What to work on
Please show all lines of the records that include "true".

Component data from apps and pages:

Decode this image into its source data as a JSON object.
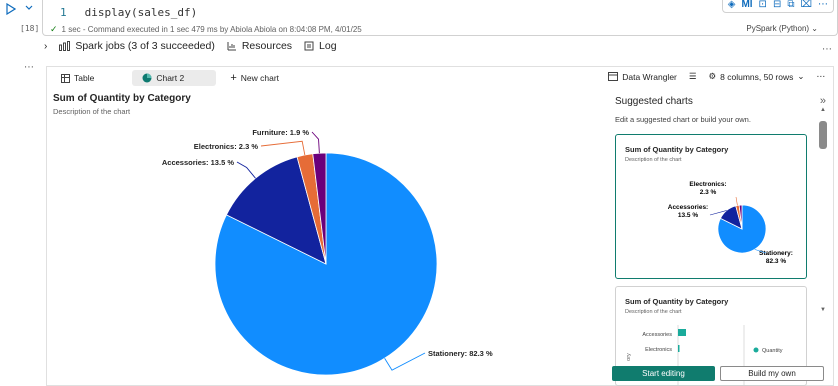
{
  "cell": {
    "line_number": "1",
    "code": "display(sales_df)",
    "exec_count": "[18]",
    "status": "1 sec - Command executed in 1 sec 479 ms by Abiola Abiola on 8:04:08 PM, 4/01/25",
    "language": "PySpark (Python)",
    "toolbar_md": "Ml"
  },
  "spark": {
    "jobs_label": "Spark jobs (3 of 3 succeeded)",
    "resources_label": "Resources",
    "log_label": "Log"
  },
  "tabs": {
    "table": "Table",
    "chart2": "Chart 2",
    "new_chart": "New chart",
    "data_wrangler": "Data Wrangler",
    "columns_rows": "8 columns, 50 rows"
  },
  "chart": {
    "title": "Sum of Quantity by Category",
    "description": "Description of the chart"
  },
  "chart_data": {
    "type": "pie",
    "title": "Sum of Quantity by Category",
    "categories": [
      "Stationery",
      "Accessories",
      "Electronics",
      "Furniture"
    ],
    "values": [
      82.3,
      13.5,
      2.3,
      1.9
    ],
    "labels": [
      "Stationery: 82.3 %",
      "Accessories: 13.5 %",
      "Electronics: 2.3 %",
      "Furniture: 1.9 %"
    ],
    "colors": [
      "#118dff",
      "#12239e",
      "#e66c37",
      "#6b007b"
    ]
  },
  "suggested": {
    "title": "Suggested charts",
    "subtitle": "Edit a suggested chart or build your own.",
    "card1": {
      "title": "Sum of Quantity by Category",
      "description": "Description of the chart",
      "labels": {
        "electronics": [
          "Electronics:",
          "2.3 %"
        ],
        "accessories": [
          "Accessories:",
          "13.5 %"
        ],
        "stationery": [
          "Stationery:",
          "82.3 %"
        ]
      }
    },
    "card2": {
      "title": "Sum of Quantity by Category",
      "description": "Description of the chart",
      "cat1": "Accessories",
      "cat2": "Electronics",
      "legend": "Quantity",
      "axis": "ory"
    },
    "start_editing": "Start editing",
    "build_my_own": "Build my own"
  }
}
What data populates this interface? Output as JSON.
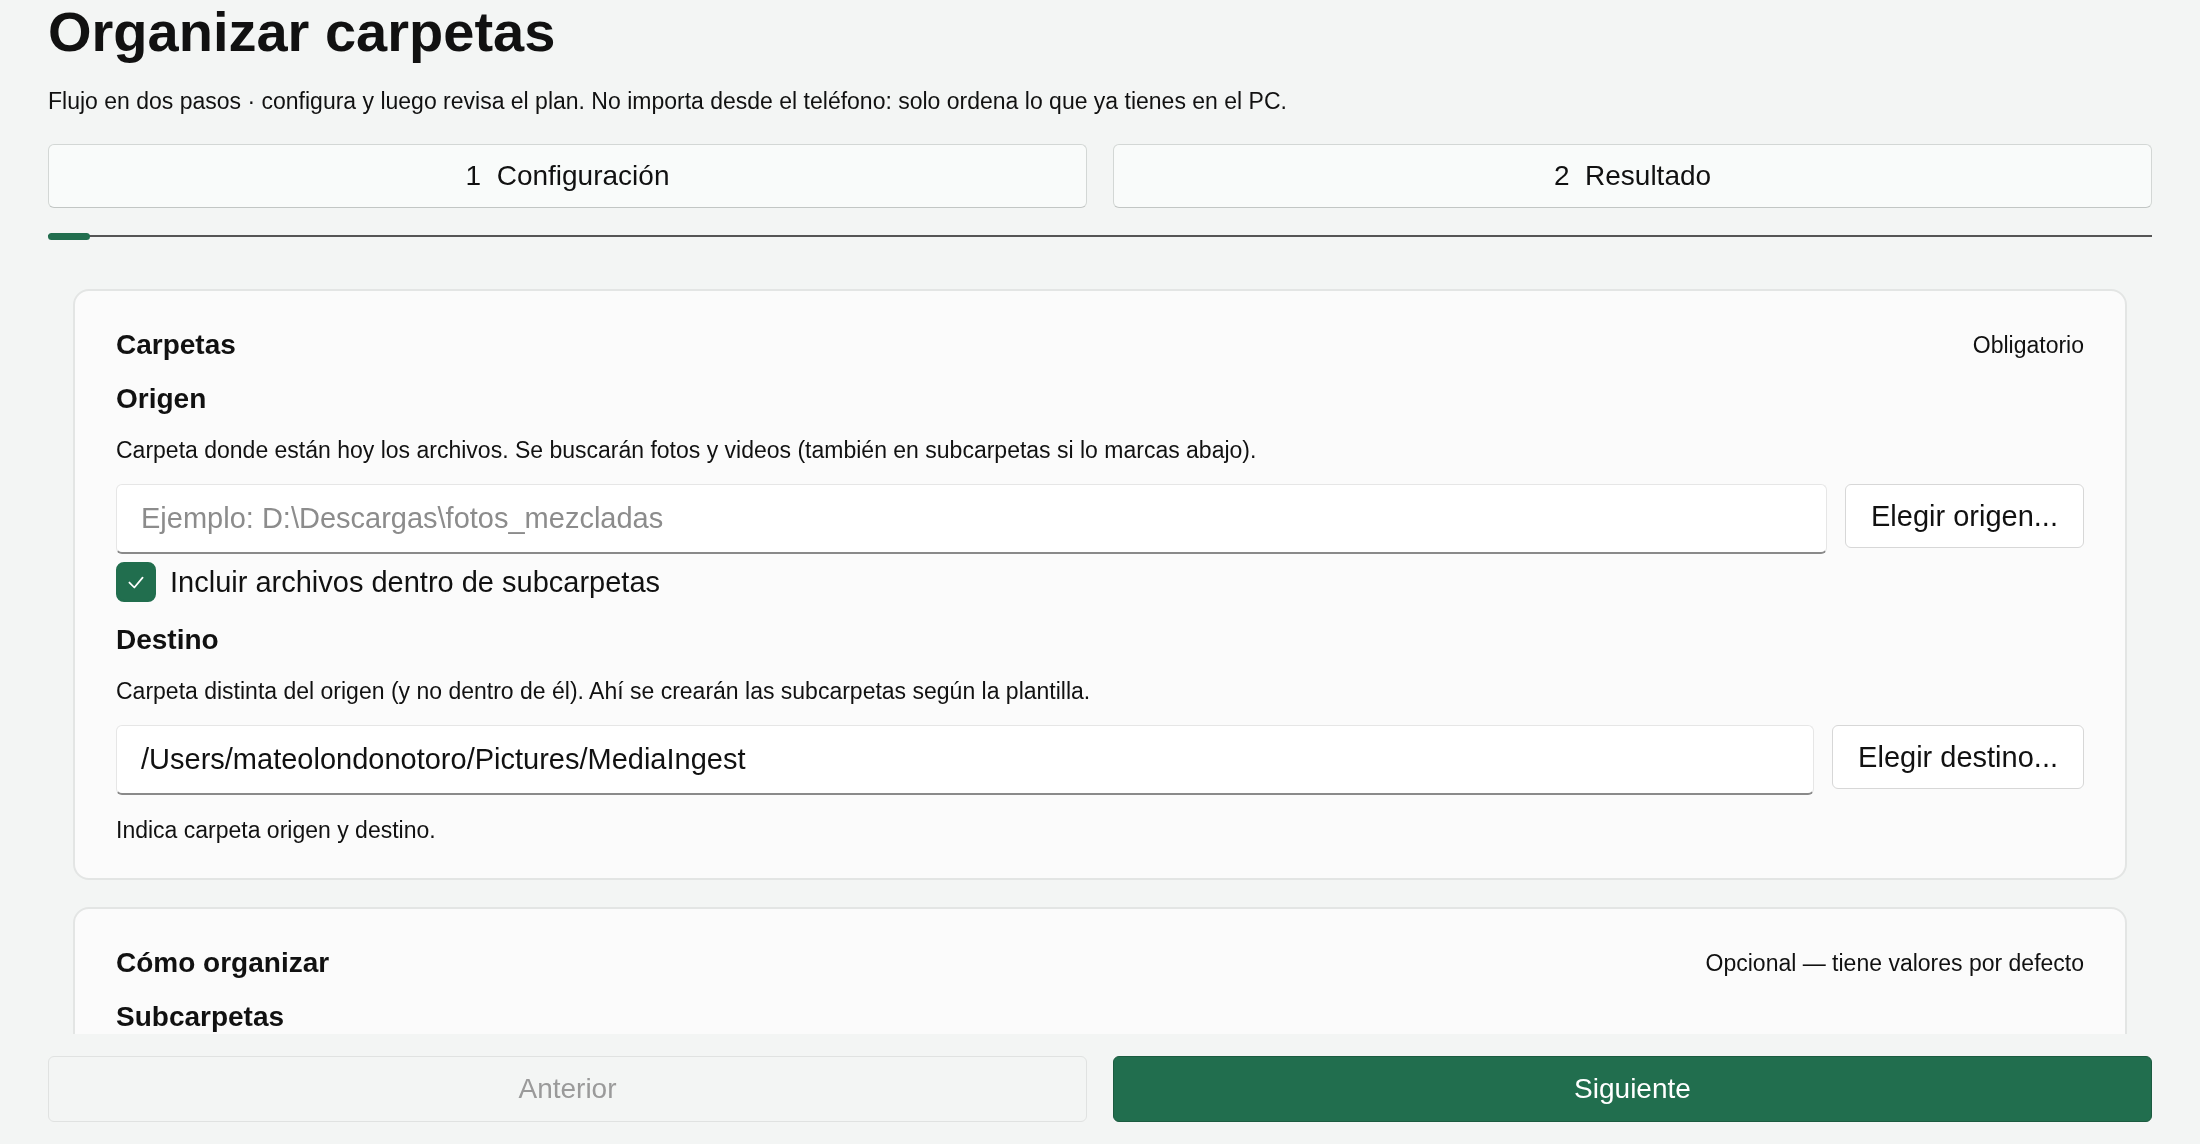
{
  "title": "Organizar carpetas",
  "subtitle": "Flujo en dos pasos · configura y luego revisa el plan. No importa desde el teléfono: solo ordena lo que ya tienes en el PC.",
  "steps": [
    {
      "number": "1",
      "label": "Configuración"
    },
    {
      "number": "2",
      "label": "Resultado"
    }
  ],
  "progress": {
    "level": 0.02
  },
  "sections": [
    {
      "title": "Carpetas",
      "tag": "Obligatorio",
      "fields": [
        {
          "label": "Origen",
          "description": "Carpeta donde están hoy los archivos. Se buscarán fotos y videos (también en subcarpetas si lo marcas abajo).",
          "placeholder": "Ejemplo: D:\\Descargas\\fotos_mezcladas",
          "button": "Elegir origen...",
          "checkbox": {
            "label": "Incluir archivos dentro de subcarpetas",
            "checked": true
          }
        },
        {
          "label": "Destino",
          "description": "Carpeta distinta del origen (y no dentro de él). Ahí se crearán las subcarpetas según la plantilla.",
          "value": "/Users/mateolondonotoro/Pictures/MediaIngest",
          "button": "Elegir destino..."
        }
      ],
      "note": "Indica carpeta origen y destino."
    },
    {
      "title": "Cómo organizar",
      "tag": "Opcional — tiene valores por defecto",
      "subheading": "Subcarpetas"
    }
  ],
  "footer": [
    {
      "label": "Anterior",
      "kind": "secondary",
      "disabled": true
    },
    {
      "label": "Siguiente",
      "kind": "primary",
      "disabled": false
    }
  ]
}
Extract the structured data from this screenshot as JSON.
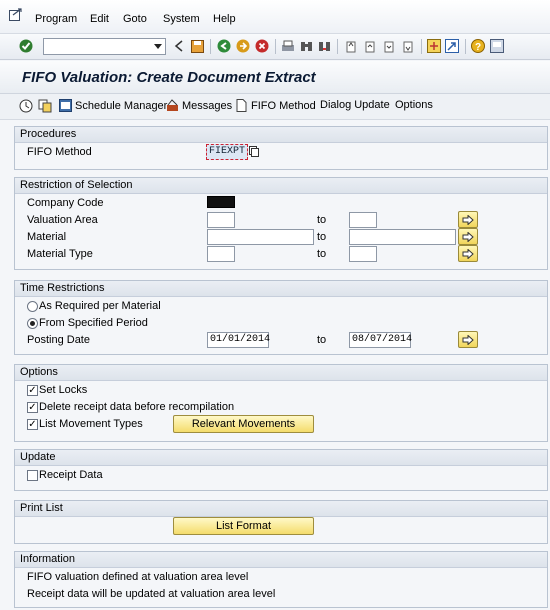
{
  "menu": {
    "items": [
      "Program",
      "Edit",
      "Goto",
      "System",
      "Help"
    ]
  },
  "toolbar": {
    "command_value": ""
  },
  "title": "FIFO Valuation: Create Document Extract",
  "app_toolbar": {
    "schedule_manager": "Schedule Manager",
    "messages": "Messages",
    "fifo_method": "FIFO Method",
    "dialog_update": "Dialog Update",
    "options": "Options"
  },
  "procedures": {
    "header": "Procedures",
    "fifo_method_label": "FIFO Method",
    "fifo_method_value": "FIEXPT"
  },
  "restriction": {
    "header": "Restriction of Selection",
    "company_code_label": "Company Code",
    "company_code_value": "",
    "valuation_area_label": "Valuation Area",
    "material_label": "Material",
    "material_type_label": "Material Type",
    "to_label": "to"
  },
  "time": {
    "header": "Time Restrictions",
    "option1": "As Required per Material",
    "option2": "From Specified Period",
    "posting_date_label": "Posting Date",
    "from_date": "01/01/2014",
    "to_label": "to",
    "to_date": "08/07/2014"
  },
  "options": {
    "header": "Options",
    "set_locks": "Set Locks",
    "delete_receipt": "Delete receipt data before recompilation",
    "list_movement": "List Movement Types",
    "relevant_movements": "Relevant Movements"
  },
  "update": {
    "header": "Update",
    "receipt_data": "Receipt Data"
  },
  "print_list": {
    "header": "Print List",
    "list_format": "List Format"
  },
  "information": {
    "header": "Information",
    "line1": "FIFO valuation defined at valuation area level",
    "line2": "Receipt data will be updated at valuation area level"
  }
}
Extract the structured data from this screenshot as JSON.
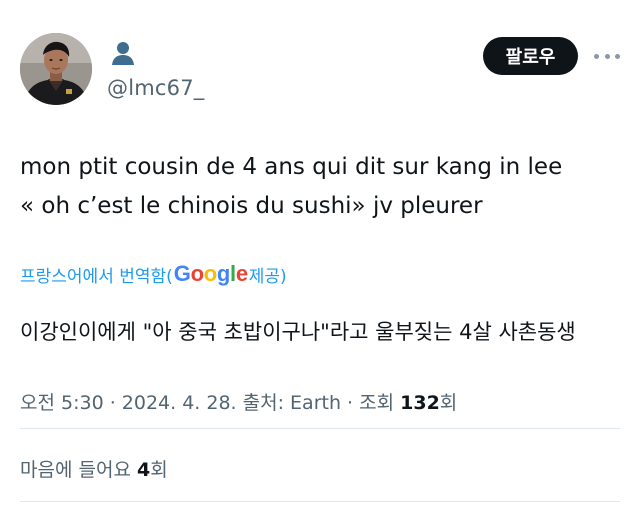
{
  "author": {
    "handle": "@lmc67_",
    "avatar_icon": "profile-photo",
    "name_icon": "person-icon"
  },
  "actions": {
    "follow_label": "팔로우",
    "more_icon": "more-horizontal-icon"
  },
  "tweet": {
    "lines": [
      "mon ptit cousin de 4 ans qui dit sur kang in lee",
      "« oh c’est le chinois du sushi» jv pleurer"
    ]
  },
  "translation": {
    "prefix": "프랑스어에서 번역함(",
    "provider": "Google",
    "suffix": " 제공)",
    "text": "이강인이에게 \"아 중국 초밥이구나\"라고 울부짖는 4살 사촌동생"
  },
  "meta": {
    "prefix": "오전 5:30 · 2024. 4. 28. 출처: Earth · 조회 ",
    "views": "132",
    "views_suffix": "회"
  },
  "likes": {
    "prefix": "마음에 들어요 ",
    "count": "4",
    "suffix": "회"
  },
  "colors": {
    "link": "#1d9bf0",
    "muted": "#536471",
    "text": "#0f1419",
    "google": [
      "#4285F4",
      "#EA4335",
      "#FBBC05",
      "#4285F4",
      "#34A853",
      "#EA4335"
    ]
  }
}
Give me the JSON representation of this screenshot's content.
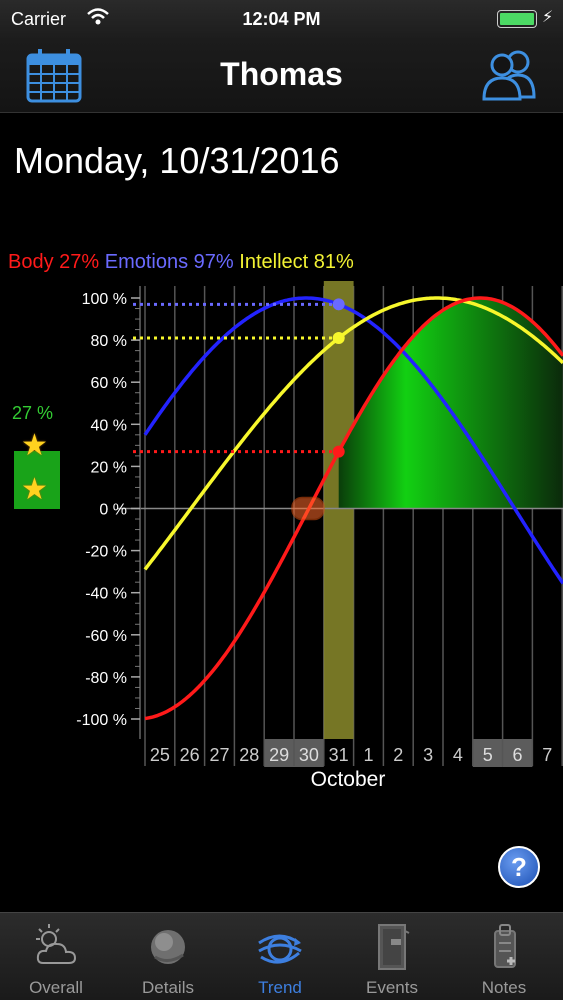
{
  "status_bar": {
    "carrier": "Carrier",
    "time": "12:04 PM"
  },
  "nav": {
    "title": "Thomas"
  },
  "date_heading": "Monday, 10/31/2016",
  "side_indicator": {
    "percent_label": "27 %",
    "stars": 2
  },
  "colors": {
    "body": "#ff1a1a",
    "emotions": "#2323ff",
    "intellect": "#f7f72c",
    "positive_fill": "#13d613",
    "highlight": "#8b8b2c",
    "accent": "#3d7fe0"
  },
  "chart_data": {
    "type": "line",
    "legend": {
      "body": "Body 27%",
      "emotions": "Emotions 97%",
      "intellect": "Intellect 81%"
    },
    "y_ticks": [
      "100 %",
      "80 %",
      "60 %",
      "40 %",
      "20 %",
      "0 %",
      "-20 %",
      "-40 %",
      "-60 %",
      "-80 %",
      "-100 %"
    ],
    "ylim": [
      -100,
      100
    ],
    "x_tick_labels": [
      "25",
      "26",
      "27",
      "28",
      "29",
      "30",
      "31",
      "1",
      "2",
      "3",
      "4",
      "5",
      "6",
      "7"
    ],
    "weekend_days": [
      "29",
      "30",
      "5",
      "6"
    ],
    "selected_day": "31",
    "xlabel": "October",
    "cycle_lengths_days": {
      "body": 23,
      "emotions": 28,
      "intellect": 33
    },
    "selected_values": {
      "body": 27,
      "emotions": 97,
      "intellect": 81
    },
    "series": [
      {
        "name": "Body",
        "color": "#ff1a1a",
        "cycle_days": 23,
        "value_at_selected": 27
      },
      {
        "name": "Emotions",
        "color": "#2323ff",
        "cycle_days": 28,
        "value_at_selected": 97
      },
      {
        "name": "Intellect",
        "color": "#f7f72c",
        "cycle_days": 33,
        "value_at_selected": 81
      }
    ]
  },
  "tabs": [
    {
      "label": "Overall",
      "icon": "weather-icon",
      "active": false
    },
    {
      "label": "Details",
      "icon": "globe-icon",
      "active": false
    },
    {
      "label": "Trend",
      "icon": "trend-arrows-icon",
      "active": true
    },
    {
      "label": "Events",
      "icon": "door-icon",
      "active": false
    },
    {
      "label": "Notes",
      "icon": "notepad-icon",
      "active": false
    }
  ],
  "help": {
    "label": "?"
  }
}
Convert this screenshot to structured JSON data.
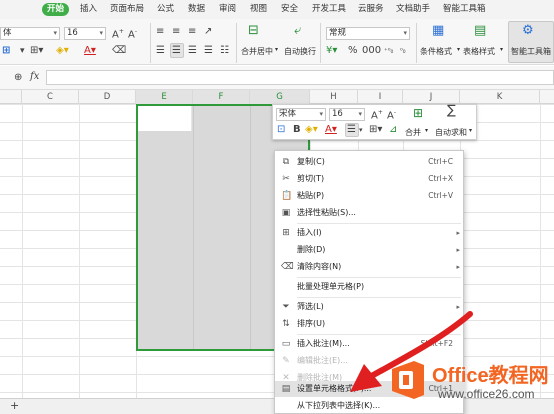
{
  "tabs": [
    "开始",
    "插入",
    "页面布局",
    "公式",
    "数据",
    "审阅",
    "视图",
    "安全",
    "开发工具",
    "云服务",
    "文档助手",
    "智能工具箱"
  ],
  "ribbon": {
    "font_name": "体",
    "font_size": "16",
    "number_format": "常规",
    "merge_label": "合并居中",
    "wrap_label": "自动换行",
    "cond_format_label": "条件格式",
    "table_style_label": "表格样式",
    "smart_toolbox_label": "智能工具箱"
  },
  "formula_bar": {
    "name_box": "",
    "fx": "fx",
    "value": ""
  },
  "columns": [
    "C",
    "D",
    "E",
    "F",
    "G",
    "H",
    "I",
    "J",
    "K"
  ],
  "mini_toolbar": {
    "font_name": "宋体",
    "font_size": "16",
    "merge_label": "合并",
    "autosum_label": "自动求和"
  },
  "context_menu": {
    "items": [
      {
        "icon": "copy-icon",
        "label": "复制(C)",
        "shortcut": "Ctrl+C"
      },
      {
        "icon": "cut-icon",
        "label": "剪切(T)",
        "shortcut": "Ctrl+X"
      },
      {
        "icon": "paste-icon",
        "label": "粘贴(P)",
        "shortcut": "Ctrl+V"
      },
      {
        "icon": "paste-special-icon",
        "label": "选择性粘贴(S)...",
        "shortcut": ""
      },
      {
        "icon": "insert-icon",
        "label": "插入(I)",
        "shortcut": ""
      },
      {
        "icon": "",
        "label": "删除(D)",
        "shortcut": ""
      },
      {
        "icon": "clear-icon",
        "label": "清除内容(N)",
        "shortcut": ""
      },
      {
        "icon": "",
        "label": "批量处理单元格(P)",
        "shortcut": ""
      },
      {
        "icon": "filter-icon",
        "label": "筛选(L)",
        "shortcut": ""
      },
      {
        "icon": "sort-icon",
        "label": "排序(U)",
        "shortcut": ""
      },
      {
        "icon": "comment-icon",
        "label": "插入批注(M)...",
        "shortcut": "Shift+F2"
      },
      {
        "icon": "edit-comment-icon",
        "label": "编辑批注(E)...",
        "shortcut": ""
      },
      {
        "icon": "delete-comment-icon",
        "label": "删除批注(M)",
        "shortcut": ""
      },
      {
        "icon": "format-cells-icon",
        "label": "设置单元格格式(F)...",
        "shortcut": "Ctrl+1"
      },
      {
        "icon": "",
        "label": "从下拉列表中选择(K)...",
        "shortcut": ""
      }
    ]
  },
  "sheet_bar": {
    "add": "+"
  },
  "watermark": {
    "brand": "Office教程网",
    "url": "www.office26.com"
  },
  "colors": {
    "accent": "#2f9a3a",
    "arrow": "#e02020",
    "logo": "#f26522"
  }
}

Finished task
            "checked": true
      "disabled": true
      "active": true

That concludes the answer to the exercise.